February 21, 2024
The roads are congested, shopping malls are packed, and the in-laws are visiting—it’s natural to feel a little extra stress around the holiday season.
But when feelings of stress escalate into angry and abusive behavior, that’s when domestic violence crimes occur. Studies show that domestic violence increases during the holidays, when cooking, shopping, hectic schedules, and a myriad of other factors can evoke feelings of frustration and irritation.
When discussing the prevalence of holiday domestic violence in a CBS News article, executive director of the National Coalition Against Domestic Violence Rita Smith explained, “During the holidays, people are home together more. In families where there is violence present that means more opportunity for violence.”
A report published by the NCADV found that an estimated 1.3 million women are victims of physical assault by an intimate partner each year. The reasons behind these types of violence attacks are complex, ranging from financial frustration to intoxication.To help you keep domestic violence out of your household this season, here’s a guide to common causes of violent behavior during the holiday and how you can avoid them.Click To Tweet
Emotional stress. The holidays can be an emotionally trying time, since people are off work and spending lots of time in close proximity with their families. Under such close quarters, it’s easy for arguments to arise.
Keep arguments tame by taking time to cool down. If you feel stressed, angry, or frustrated, leave the situation and go outside before acting. It is almost impossible to feel compassion and rage at the same time, so in the passion of the moment, you are more likely to speak and act in a way that you may regret afterwards.

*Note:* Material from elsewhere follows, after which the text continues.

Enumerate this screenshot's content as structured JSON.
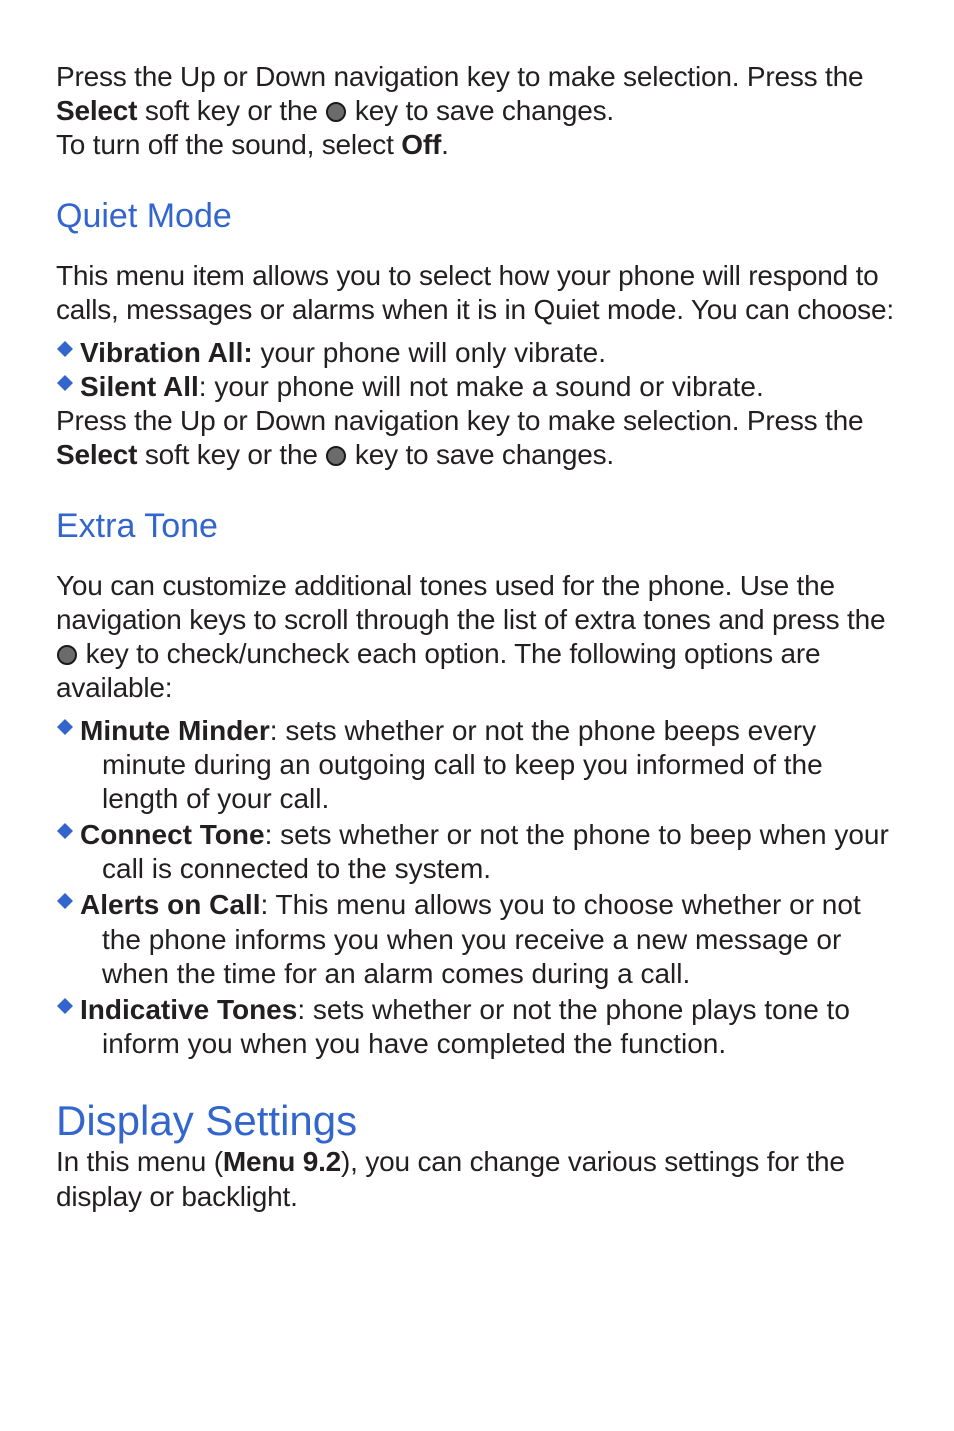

Take a walk or do a few jumping-jacks—it may sound silly, but physical activity can do wonders for combating stress and negative feelings. And while you focus on another task, rage, anxiety, and frustration will often abate. Once you do feel calm, you can return inside to try and express your feelings in a calm, non-confrontational way.
Financial stress. During these hard economic times, many families are trying to adjust to having a tighter budget. Financial problems can feel especially frustrating over the holidays, when there’s a lot of pressure to buy presents, go on trips, and host parties.
To keep financial stress from growing into rage and abusive inclinations, work with your partner to come up with a holiday budget, prioritizing gifts for loved ones over personal luxuries. Remember that shouting or getting angry about your financial problems won’t fix them—only smart planning and effective budgeting can.
Alcohol. While it might be tempting to unwind with a few glasses of wine at a holiday party, using alcohol to cope with stress is a dangerous strategy. The more alcohol you consume, the less you will be able to control your anger and actions
Avoid drinking alcohol in response to feelings of anger, frustration, or sadness. Rather than trying to drink away these feelings, seek help from therapy or AA groups. Don’t feel pressured to drink at holiday parties and gatherings—remember, you don’t need alcohol to have a good time.
Road Rage. When traveling down roads filled with the honking cars of holiday shoppers, many drivers experience feelings of irritation of anger. The tension caused by stressful commutes can result in domestic violence behaviors.
You don’t have to let other drivers’ actions and errors affect you. If you notice yourself getting angry, roll down the window and breathe deeply.
Hectic schedules. It can be tough trying to adjust to holiday schedules, as people try to squeeze in time for family, parties, and shopping. When combined with a lack of sleep, a chaotic schedule can result in heightened levels of anxiety and anger.
Try your best to get as much sleep as you can—lack of sleep induces feelings of annoyance, anger, and resentment. You may feel as though you have a lot to get done, but don’t forget to allot time for yourself, your loved ones, and activities you enjoy.
Hundreds of families will suffer domestic violence this holiday season—don’t let your family become one of them. Colorado law takes domestic violence very seriously, and even angry words, threats, and loud arguments can sometimes be interpreted as domestic violence crimes.
And if you have been arrested and charged with domestic violence, contact an experienced criminal lawyer as soon as possible. The consequences of a conviction can be severe, and may include a prison sentence, treatment program, or deportation for non-citizens. To defend yourself against a conviction, your best bet is to hire a lawyer with experience handling domestic violence cases. A knowledgeable lawyer can assist you in creating the best possible defense, increasing your chances of getting the charges reduced or dropped.
About the Author:
Denver-based criminal defense and DUI attorney Jacob E. Martinez is a knowledgeable and experienced litigator with a record of success providing innovative solutions to clients facing criminal charges of any severity. Mr. Martinez has been designated a Top 100 Trial Lawyer by the National Trial Lawyers and has been awarded both the Avvo Client’s Choice Award and Avvo Top Attorney designation, evidencing his reputation for his exemplary criminal and DUI defense work and high moral standards.